We can only speculate as to how the cybercriminal might have gained access to this email, if that is indeed what happened. For example, it is possible that they purchased the credentials on a dark web marketplace, or simply broke into the account somehow because the original owner failed to use a secure password.
Still, in many ways, the scam was well-executed. For example, several online tools that analyze links and check if they're safe found no issues with it. However, Virus Total did: two security vendors, Avira and Webroot, flagged the link as malicious and described it as a phishing scam.
Virus Total is very useful in these situations, since it inspects links with more than 70 scanners. Using this tool, you can also check if a file you downloaded is safe, instead of launching it and finding out yourself—and you should never do this unless you are 100 percent confident the file came from a trusted source.
There are other ways to check where a link leads to without clicking it. For example, you can use a tool called Screenshot Machine. As the name suggests, Screenshot Machine takes screenshots of web pages, so all you need to do is copy and paste a suspicious link, and then press Enter.
If you're on a computer, another simple way to check out a link is to simply hover over it with the mouse pointer. This way, you will find out where the link actually goes without clicking it. If you were to do that with the link this threat actor emailed, you would quickly realize that it does not actually lead to Yahoo's sign-in page.
How to Report the Yahoo Mail Upgrade Scam
If you receive an email claiming you need to update your Yahoo account, you can safely assume you're not the only person the scammers are targeting. In fact, it's more than likely thousands of people have received the same fake Yahoo Mail upgrade notice, which is why you should consider filing a report. Here's how to do that.

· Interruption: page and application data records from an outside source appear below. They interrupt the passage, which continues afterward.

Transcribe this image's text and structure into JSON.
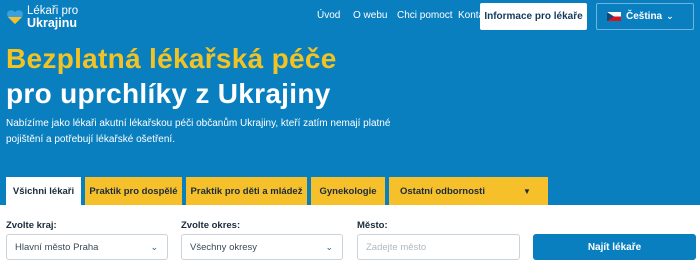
{
  "header": {
    "logo_line1": "Lékaři pro",
    "logo_line2": "Ukrajinu",
    "nav": [
      "Úvod",
      "O webu",
      "Chci pomoct",
      "Kontakty"
    ],
    "cta_label": "Informace pro lékaře",
    "language": "Čeština"
  },
  "hero": {
    "title_line1": "Bezplatná lékařská péče",
    "title_line2": "pro uprchlíky z Ukrajiny",
    "description": "Nabízíme jako lékaři akutní lékařskou péči občanům Ukrajiny, kteří zatím nemají platné pojištění a potřebují lékařské ošetření."
  },
  "tabs": [
    {
      "label": "Všichni lékaři",
      "active": true
    },
    {
      "label": "Praktik pro dospělé",
      "active": false
    },
    {
      "label": "Praktik pro děti a mládež",
      "active": false
    },
    {
      "label": "Gynekologie",
      "active": false
    },
    {
      "label": "Ostatní odbornosti",
      "active": false
    }
  ],
  "search": {
    "region_label": "Zvolte kraj:",
    "region_value": "Hlavní město Praha",
    "district_label": "Zvolte okres:",
    "district_value": "Všechny okresy",
    "city_label": "Město:",
    "city_placeholder": "Zadejte město",
    "submit_label": "Najít lékaře"
  },
  "colors": {
    "primary_blue": "#0a7fbf",
    "accent_yellow": "#f5c02a",
    "title_yellow": "#f2c324"
  },
  "icons": {
    "logo": "heart-ukraine-icon",
    "flag": "czech-flag-icon",
    "dropdown": "chevron-down-icon"
  }
}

If the scam email came from a Yahoo Mail address, you can report the perpetrator to Yahoo. To do that, visit the Yahoo Help Central, and navigate to "report it to Yahoo directly." Once you click the hyperlinked text, a new page will load, displaying a short form. Fill this out, describe the scam, and make sure you provide the Yahoo ID of the person or account you're reporting (the ID is the part before "@" in their email address).

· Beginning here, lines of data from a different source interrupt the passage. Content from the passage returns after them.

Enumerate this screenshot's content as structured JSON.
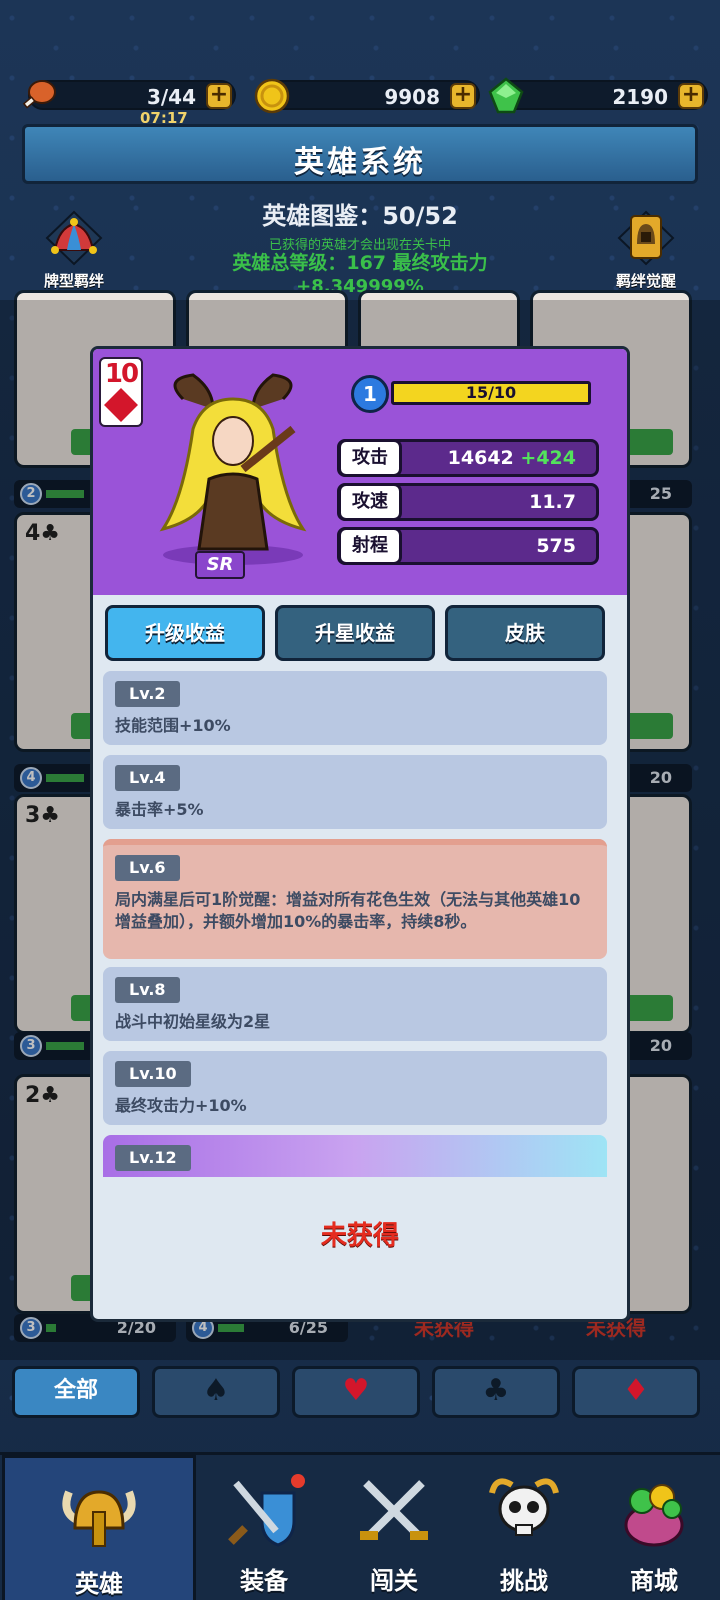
{
  "resources": {
    "stamina": "3/44",
    "timer": "07:17",
    "gold": "9908",
    "gems": "2190",
    "plus_label": "+"
  },
  "header": {
    "title": "英雄系统",
    "collection": "英雄图鉴：50/52",
    "note": "已获得的英雄才会出现在关卡中",
    "total_level": "英雄总等级：167   最终攻击力",
    "bonus": "+8.349999%",
    "left_button": "牌型羁绊",
    "right_button": "羁绊觉醒"
  },
  "bg_cards": {
    "suits": [
      "4♣",
      "3♣",
      "2♣"
    ],
    "levels": [
      {
        "lv": "2",
        "text": ""
      },
      {
        "lv": "4",
        "text": ""
      },
      {
        "lv": "3",
        "text": ""
      },
      {
        "lv": "3",
        "text": "2/20"
      },
      {
        "lv": "4",
        "text": "6/25"
      }
    ],
    "right_texts": [
      "25",
      "20",
      "20"
    ],
    "unobtained": "未获得"
  },
  "modal": {
    "card_rank": "10",
    "rarity": "SR",
    "level": "1",
    "xp": "15/10",
    "stats": [
      {
        "label": "攻击",
        "value": "14642",
        "bonus": "+424"
      },
      {
        "label": "攻速",
        "value": "11.7",
        "bonus": ""
      },
      {
        "label": "射程",
        "value": "575",
        "bonus": ""
      }
    ],
    "tabs": [
      "升级收益",
      "升星收益",
      "皮肤"
    ],
    "perks": [
      {
        "lv": "Lv.2",
        "desc": "技能范围+10%"
      },
      {
        "lv": "Lv.4",
        "desc": "暴击率+5%"
      },
      {
        "lv": "Lv.6",
        "desc": "局内满星后可1阶觉醒：增益对所有花色生效（无法与其他英雄10增益叠加），并额外增加10%的暴击率，持续8秒。"
      },
      {
        "lv": "Lv.8",
        "desc": "战斗中初始星级为2星"
      },
      {
        "lv": "Lv.10",
        "desc": "最终攻击力+10%"
      },
      {
        "lv": "Lv.12",
        "desc": ""
      }
    ],
    "status": "未获得"
  },
  "filters": {
    "all": "全部",
    "spade": "♠",
    "heart": "♥",
    "club": "♣",
    "diamond": "♦"
  },
  "nav": [
    "英雄",
    "装备",
    "闯关",
    "挑战",
    "商城"
  ],
  "colors": {
    "accent_purple": "#9a53d8",
    "gold": "#e8b62c",
    "green": "#3ac04a",
    "red": "#e52c1f"
  }
}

In case the fake Yahoo Mail upgrade warning came from an address associated with a different provider (e.g. Gmail, Outlook), you can report it by marking it as spam. The "Spam" button will be located right above the message itself, so you should have no issue spotting it. Once the pop-up appears, click the "Report as Spam" button.
And if you have a few spare moments, consider reporting the scammer's website as well. Obviously, you should not visit the page, but you can copy the link and submit a report to a relevant authority; be it a government agency, a hosting provider, or a consumer protection organization.

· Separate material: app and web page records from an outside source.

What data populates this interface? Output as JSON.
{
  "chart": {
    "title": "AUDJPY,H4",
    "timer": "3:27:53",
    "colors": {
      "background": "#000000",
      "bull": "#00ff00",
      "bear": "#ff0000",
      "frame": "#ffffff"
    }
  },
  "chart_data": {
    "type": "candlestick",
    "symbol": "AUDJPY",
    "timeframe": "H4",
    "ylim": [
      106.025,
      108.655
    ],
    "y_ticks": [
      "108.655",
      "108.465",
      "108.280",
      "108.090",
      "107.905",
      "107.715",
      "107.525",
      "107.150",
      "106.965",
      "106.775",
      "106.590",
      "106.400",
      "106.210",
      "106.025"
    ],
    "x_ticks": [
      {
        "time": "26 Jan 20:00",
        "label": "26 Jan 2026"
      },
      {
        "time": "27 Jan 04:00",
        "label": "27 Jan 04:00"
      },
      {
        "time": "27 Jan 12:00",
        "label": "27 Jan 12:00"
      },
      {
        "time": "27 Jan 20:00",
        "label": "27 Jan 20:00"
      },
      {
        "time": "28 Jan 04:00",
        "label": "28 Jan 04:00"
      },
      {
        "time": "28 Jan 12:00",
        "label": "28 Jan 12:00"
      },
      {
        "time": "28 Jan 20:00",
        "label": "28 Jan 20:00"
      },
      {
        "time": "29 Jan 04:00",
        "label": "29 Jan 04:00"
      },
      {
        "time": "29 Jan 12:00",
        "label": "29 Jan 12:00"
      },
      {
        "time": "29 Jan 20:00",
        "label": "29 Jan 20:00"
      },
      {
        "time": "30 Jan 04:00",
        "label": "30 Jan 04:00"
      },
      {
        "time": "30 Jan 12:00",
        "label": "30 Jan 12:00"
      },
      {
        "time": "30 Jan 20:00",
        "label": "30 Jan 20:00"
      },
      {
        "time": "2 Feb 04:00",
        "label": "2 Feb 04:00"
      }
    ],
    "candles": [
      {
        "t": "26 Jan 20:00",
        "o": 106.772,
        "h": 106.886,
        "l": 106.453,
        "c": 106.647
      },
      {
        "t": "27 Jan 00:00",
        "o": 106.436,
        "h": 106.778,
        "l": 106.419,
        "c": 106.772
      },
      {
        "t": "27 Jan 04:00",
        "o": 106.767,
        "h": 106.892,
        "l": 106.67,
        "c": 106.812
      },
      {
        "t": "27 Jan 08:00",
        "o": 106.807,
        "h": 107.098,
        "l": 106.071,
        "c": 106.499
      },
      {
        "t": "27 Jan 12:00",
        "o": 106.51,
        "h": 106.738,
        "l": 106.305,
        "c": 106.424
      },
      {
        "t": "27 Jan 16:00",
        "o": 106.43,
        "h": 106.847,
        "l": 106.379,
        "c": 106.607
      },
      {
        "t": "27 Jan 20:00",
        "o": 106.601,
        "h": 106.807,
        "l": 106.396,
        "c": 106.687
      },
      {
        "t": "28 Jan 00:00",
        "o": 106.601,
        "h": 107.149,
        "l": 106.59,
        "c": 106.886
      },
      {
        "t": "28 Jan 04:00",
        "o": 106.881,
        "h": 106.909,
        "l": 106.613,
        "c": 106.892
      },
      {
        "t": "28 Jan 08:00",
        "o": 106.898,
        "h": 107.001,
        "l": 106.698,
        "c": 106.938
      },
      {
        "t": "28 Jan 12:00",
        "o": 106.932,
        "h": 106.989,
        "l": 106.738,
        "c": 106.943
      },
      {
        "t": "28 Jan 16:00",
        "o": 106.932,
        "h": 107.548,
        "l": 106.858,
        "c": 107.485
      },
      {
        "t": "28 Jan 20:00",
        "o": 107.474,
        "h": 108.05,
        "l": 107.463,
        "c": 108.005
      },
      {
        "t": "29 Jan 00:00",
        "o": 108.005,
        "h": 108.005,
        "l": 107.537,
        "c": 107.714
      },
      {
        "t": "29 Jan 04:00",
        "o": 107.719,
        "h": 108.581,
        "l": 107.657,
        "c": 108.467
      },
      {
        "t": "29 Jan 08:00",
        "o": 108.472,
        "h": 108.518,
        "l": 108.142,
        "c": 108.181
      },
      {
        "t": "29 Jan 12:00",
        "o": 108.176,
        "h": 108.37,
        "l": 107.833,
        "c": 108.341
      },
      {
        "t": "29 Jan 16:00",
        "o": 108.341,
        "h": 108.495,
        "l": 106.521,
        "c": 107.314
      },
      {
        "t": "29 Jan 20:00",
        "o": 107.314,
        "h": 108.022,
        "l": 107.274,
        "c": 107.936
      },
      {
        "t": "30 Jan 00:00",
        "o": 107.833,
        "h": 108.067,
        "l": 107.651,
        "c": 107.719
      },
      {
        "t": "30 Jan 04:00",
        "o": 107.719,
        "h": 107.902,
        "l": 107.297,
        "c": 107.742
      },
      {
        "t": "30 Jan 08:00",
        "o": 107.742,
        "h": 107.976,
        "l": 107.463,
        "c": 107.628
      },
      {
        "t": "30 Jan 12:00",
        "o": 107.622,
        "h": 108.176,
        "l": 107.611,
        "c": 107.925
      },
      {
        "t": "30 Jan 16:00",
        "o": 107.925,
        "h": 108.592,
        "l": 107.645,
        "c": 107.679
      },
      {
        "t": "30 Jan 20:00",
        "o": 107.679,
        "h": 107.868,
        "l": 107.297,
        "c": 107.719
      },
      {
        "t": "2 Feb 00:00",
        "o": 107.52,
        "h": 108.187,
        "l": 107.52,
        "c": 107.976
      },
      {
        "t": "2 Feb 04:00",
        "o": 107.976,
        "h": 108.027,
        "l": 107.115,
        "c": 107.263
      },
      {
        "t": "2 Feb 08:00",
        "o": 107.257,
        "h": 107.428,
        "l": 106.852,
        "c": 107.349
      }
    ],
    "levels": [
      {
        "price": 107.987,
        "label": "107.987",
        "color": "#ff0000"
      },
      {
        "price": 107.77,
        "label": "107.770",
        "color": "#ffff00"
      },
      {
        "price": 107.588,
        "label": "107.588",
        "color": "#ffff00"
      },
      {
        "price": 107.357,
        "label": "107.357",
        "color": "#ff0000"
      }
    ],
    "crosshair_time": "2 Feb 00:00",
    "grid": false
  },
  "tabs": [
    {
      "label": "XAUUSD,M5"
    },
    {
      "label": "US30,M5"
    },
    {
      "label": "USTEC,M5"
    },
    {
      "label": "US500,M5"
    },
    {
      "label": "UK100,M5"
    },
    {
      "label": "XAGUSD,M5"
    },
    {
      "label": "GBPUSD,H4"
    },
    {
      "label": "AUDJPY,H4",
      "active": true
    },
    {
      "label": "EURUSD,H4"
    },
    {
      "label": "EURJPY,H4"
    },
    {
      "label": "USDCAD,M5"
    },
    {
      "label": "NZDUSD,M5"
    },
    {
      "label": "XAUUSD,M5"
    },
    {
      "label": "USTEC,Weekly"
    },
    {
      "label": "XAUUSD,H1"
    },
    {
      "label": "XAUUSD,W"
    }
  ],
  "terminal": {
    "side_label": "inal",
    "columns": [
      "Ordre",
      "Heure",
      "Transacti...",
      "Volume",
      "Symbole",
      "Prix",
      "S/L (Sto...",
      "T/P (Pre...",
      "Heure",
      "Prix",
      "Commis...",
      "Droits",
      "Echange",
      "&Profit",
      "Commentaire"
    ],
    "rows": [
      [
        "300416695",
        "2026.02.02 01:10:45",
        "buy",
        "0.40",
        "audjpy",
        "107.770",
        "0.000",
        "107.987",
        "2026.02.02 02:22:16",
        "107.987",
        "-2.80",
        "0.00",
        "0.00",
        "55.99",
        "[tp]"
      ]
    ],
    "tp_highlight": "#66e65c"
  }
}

You should also keep in mind that other email providers, and not just Yahoo, are being targeted with fake upgrade scams. As PC Risk reported in March 2023, these scams have become particularly prevalent in recent years. However, they are all alike, so if you learn how to spot one, you'll probably be able to recognize them all.
Protect Yourself Against Phishing
Phishing attacks may be common, but there are ways to protect yourself from them.
Never click on suspicious links, inspect every link from an unknown email address, always check where an email came from, use two-factor authentication, and have strong anti-malware protection installed on every device you use.
Yahoo Mail is one of the most popular email services out there, and it is relatively safe, just like Gmail, Outlook, and others. Still, if you care about cybersecurity and privacy, you should strongly consider switching to an encrypted email provider.